Anna K. Baker
In this unit students who read and study Homer’s “Odyssey” are asked to grapple with the concepts of emerging identity and of maturity. They are asked to see in the experience of Odysseus, the archetypal traveler, and his son Telemachus, a vision of their own search for identity. Although they are not travelers, Penelope and Nausicaa will be looked at as female counterparts to Odysseus and Telemachus. The teaching strategies concentrate on discussion questions designed to encourage students’ critical thinking about these characters and the parts that they play in the “Odyssey.” The discussion questions are also designed to stimulate the students to think about themselves as young people and about the establishment of their own sense of identity.
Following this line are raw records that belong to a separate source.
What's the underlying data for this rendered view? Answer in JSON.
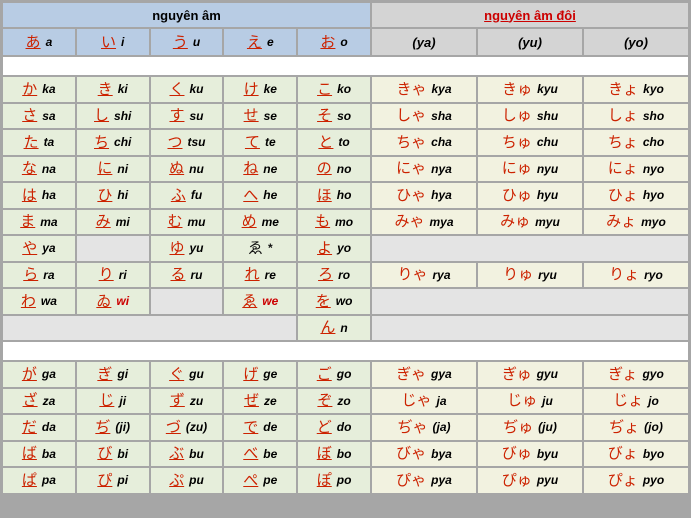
{
  "header": {
    "left_title": "nguyên âm",
    "right_title": "nguyên âm đôi",
    "vowels": [
      {
        "kana": "あ",
        "romaji": "a"
      },
      {
        "kana": "い",
        "romaji": "i"
      },
      {
        "kana": "う",
        "romaji": "u"
      },
      {
        "kana": "え",
        "romaji": "e"
      },
      {
        "kana": "お",
        "romaji": "o"
      }
    ],
    "diphthongs": [
      "(ya)",
      "(yu)",
      "(yo)"
    ]
  },
  "basic_rows": [
    {
      "id": "k",
      "left": [
        {
          "kana": "か",
          "romaji": "ka"
        },
        {
          "kana": "き",
          "romaji": "ki"
        },
        {
          "kana": "く",
          "romaji": "ku"
        },
        {
          "kana": "け",
          "romaji": "ke"
        },
        {
          "kana": "こ",
          "romaji": "ko"
        }
      ],
      "right": [
        {
          "kana": "きゃ",
          "romaji": "kya"
        },
        {
          "kana": "きゅ",
          "romaji": "kyu"
        },
        {
          "kana": "きょ",
          "romaji": "kyo"
        }
      ]
    },
    {
      "id": "s",
      "left": [
        {
          "kana": "さ",
          "romaji": "sa"
        },
        {
          "kana": "し",
          "romaji": "shi"
        },
        {
          "kana": "す",
          "romaji": "su"
        },
        {
          "kana": "せ",
          "romaji": "se"
        },
        {
          "kana": "そ",
          "romaji": "so"
        }
      ],
      "right": [
        {
          "kana": "しゃ",
          "romaji": "sha"
        },
        {
          "kana": "しゅ",
          "romaji": "shu"
        },
        {
          "kana": "しょ",
          "romaji": "sho"
        }
      ]
    },
    {
      "id": "t",
      "left": [
        {
          "kana": "た",
          "romaji": "ta"
        },
        {
          "kana": "ち",
          "romaji": "chi"
        },
        {
          "kana": "つ",
          "romaji": "tsu"
        },
        {
          "kana": "て",
          "romaji": "te"
        },
        {
          "kana": "と",
          "romaji": "to"
        }
      ],
      "right": [
        {
          "kana": "ちゃ",
          "romaji": "cha"
        },
        {
          "kana": "ちゅ",
          "romaji": "chu"
        },
        {
          "kana": "ちょ",
          "romaji": "cho"
        }
      ]
    },
    {
      "id": "n",
      "left": [
        {
          "kana": "な",
          "romaji": "na"
        },
        {
          "kana": "に",
          "romaji": "ni"
        },
        {
          "kana": "ぬ",
          "romaji": "nu"
        },
        {
          "kana": "ね",
          "romaji": "ne"
        },
        {
          "kana": "の",
          "romaji": "no"
        }
      ],
      "right": [
        {
          "kana": "にゃ",
          "romaji": "nya"
        },
        {
          "kana": "にゅ",
          "romaji": "nyu"
        },
        {
          "kana": "にょ",
          "romaji": "nyo"
        }
      ]
    },
    {
      "id": "h",
      "left": [
        {
          "kana": "は",
          "romaji": "ha"
        },
        {
          "kana": "ひ",
          "romaji": "hi"
        },
        {
          "kana": "ふ",
          "romaji": "fu"
        },
        {
          "kana": "へ",
          "romaji": "he"
        },
        {
          "kana": "ほ",
          "romaji": "ho"
        }
      ],
      "right": [
        {
          "kana": "ひゃ",
          "romaji": "hya"
        },
        {
          "kana": "ひゅ",
          "romaji": "hyu"
        },
        {
          "kana": "ひょ",
          "romaji": "hyo"
        }
      ]
    },
    {
      "id": "m",
      "left": [
        {
          "kana": "ま",
          "romaji": "ma"
        },
        {
          "kana": "み",
          "romaji": "mi"
        },
        {
          "kana": "む",
          "romaji": "mu"
        },
        {
          "kana": "め",
          "romaji": "me"
        },
        {
          "kana": "も",
          "romaji": "mo"
        }
      ],
      "right": [
        {
          "kana": "みゃ",
          "romaji": "mya"
        },
        {
          "kana": "みゅ",
          "romaji": "myu"
        },
        {
          "kana": "みょ",
          "romaji": "myo"
        }
      ]
    },
    {
      "id": "y",
      "left": [
        {
          "kana": "や",
          "romaji": "ya"
        },
        {
          "empty": true
        },
        {
          "kana": "ゆ",
          "romaji": "yu"
        },
        {
          "kana": "ゑ",
          "romaji": "",
          "black": true,
          "mark": "*"
        },
        {
          "kana": "よ",
          "romaji": "yo"
        }
      ],
      "right": [
        {
          "empty": true
        }
      ]
    },
    {
      "id": "r",
      "left": [
        {
          "kana": "ら",
          "romaji": "ra"
        },
        {
          "kana": "り",
          "romaji": "ri"
        },
        {
          "kana": "る",
          "romaji": "ru"
        },
        {
          "kana": "れ",
          "romaji": "re"
        },
        {
          "kana": "ろ",
          "romaji": "ro"
        }
      ],
      "right": [
        {
          "kana": "りゃ",
          "romaji": "rya"
        },
        {
          "kana": "りゅ",
          "romaji": "ryu"
        },
        {
          "kana": "りょ",
          "romaji": "ryo"
        }
      ]
    },
    {
      "id": "w",
      "left": [
        {
          "kana": "わ",
          "romaji": "wa"
        },
        {
          "kana": "ゐ",
          "romaji": "wi",
          "red_romaji": true
        },
        {
          "empty": true
        },
        {
          "kana": "ゑ",
          "romaji": "we",
          "red_romaji": true
        },
        {
          "kana": "を",
          "romaji": "wo"
        }
      ],
      "right": [
        {
          "empty": true
        }
      ]
    },
    {
      "id": "nn",
      "left": [
        {
          "empty_wide": true
        },
        {
          "kana": "ん",
          "romaji": "n"
        }
      ],
      "right": [
        {
          "empty": true
        }
      ]
    }
  ],
  "dakuten_rows": [
    {
      "id": "g",
      "left": [
        {
          "kana": "が",
          "romaji": "ga"
        },
        {
          "kana": "ぎ",
          "romaji": "gi"
        },
        {
          "kana": "ぐ",
          "romaji": "gu"
        },
        {
          "kana": "げ",
          "romaji": "ge"
        },
        {
          "kana": "ご",
          "romaji": "go"
        }
      ],
      "right": [
        {
          "kana": "ぎゃ",
          "romaji": "gya"
        },
        {
          "kana": "ぎゅ",
          "romaji": "gyu"
        },
        {
          "kana": "ぎょ",
          "romaji": "gyo"
        }
      ]
    },
    {
      "id": "z",
      "left": [
        {
          "kana": "ざ",
          "romaji": "za"
        },
        {
          "kana": "じ",
          "romaji": "ji"
        },
        {
          "kana": "ず",
          "romaji": "zu"
        },
        {
          "kana": "ぜ",
          "romaji": "ze"
        },
        {
          "kana": "ぞ",
          "romaji": "zo"
        }
      ],
      "right": [
        {
          "kana": "じゃ",
          "romaji": "ja"
        },
        {
          "kana": "じゅ",
          "romaji": "ju"
        },
        {
          "kana": "じょ",
          "romaji": "jo"
        }
      ]
    },
    {
      "id": "d",
      "left": [
        {
          "kana": "だ",
          "romaji": "da"
        },
        {
          "kana": "ぢ",
          "romaji": "(ji)"
        },
        {
          "kana": "づ",
          "romaji": "(zu)"
        },
        {
          "kana": "で",
          "romaji": "de"
        },
        {
          "kana": "ど",
          "romaji": "do"
        }
      ],
      "right": [
        {
          "kana": "ぢゃ",
          "romaji": "(ja)"
        },
        {
          "kana": "ぢゅ",
          "romaji": "(ju)"
        },
        {
          "kana": "ぢょ",
          "romaji": "(jo)"
        }
      ]
    },
    {
      "id": "b",
      "left": [
        {
          "kana": "ば",
          "romaji": "ba"
        },
        {
          "kana": "び",
          "romaji": "bi"
        },
        {
          "kana": "ぶ",
          "romaji": "bu"
        },
        {
          "kana": "べ",
          "romaji": "be"
        },
        {
          "kana": "ぼ",
          "romaji": "bo"
        }
      ],
      "right": [
        {
          "kana": "びゃ",
          "romaji": "bya"
        },
        {
          "kana": "びゅ",
          "romaji": "byu"
        },
        {
          "kana": "びょ",
          "romaji": "byo"
        }
      ]
    },
    {
      "id": "p",
      "left": [
        {
          "kana": "ぱ",
          "romaji": "pa"
        },
        {
          "kana": "ぴ",
          "romaji": "pi"
        },
        {
          "kana": "ぷ",
          "romaji": "pu"
        },
        {
          "kana": "ぺ",
          "romaji": "pe"
        },
        {
          "kana": "ぽ",
          "romaji": "po"
        }
      ],
      "right": [
        {
          "kana": "ぴゃ",
          "romaji": "pya"
        },
        {
          "kana": "ぴゅ",
          "romaji": "pyu"
        },
        {
          "kana": "ぴょ",
          "romaji": "pyo"
        }
      ]
    }
  ],
  "colors": {
    "kana_red": "#cc2200",
    "title_red": "#cc0000",
    "vowel_header_bg": "#b8cce4",
    "diphthong_header_bg": "#d4d4d4",
    "basic_cell_bg": "#e6eedb",
    "diphthong_cell_bg": "#f2f2e0",
    "empty_cell_bg": "#e4e4e4",
    "border": "#a6a6a6"
  }
}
The lesson plans, which supplement the discussions, include visual aids, field trips, role-playing and writing assignments.
(Recommended for English classes grades 9 through 12, which include “The Odyssey” (Homer)
Homer Ancient Greek Literature Mythology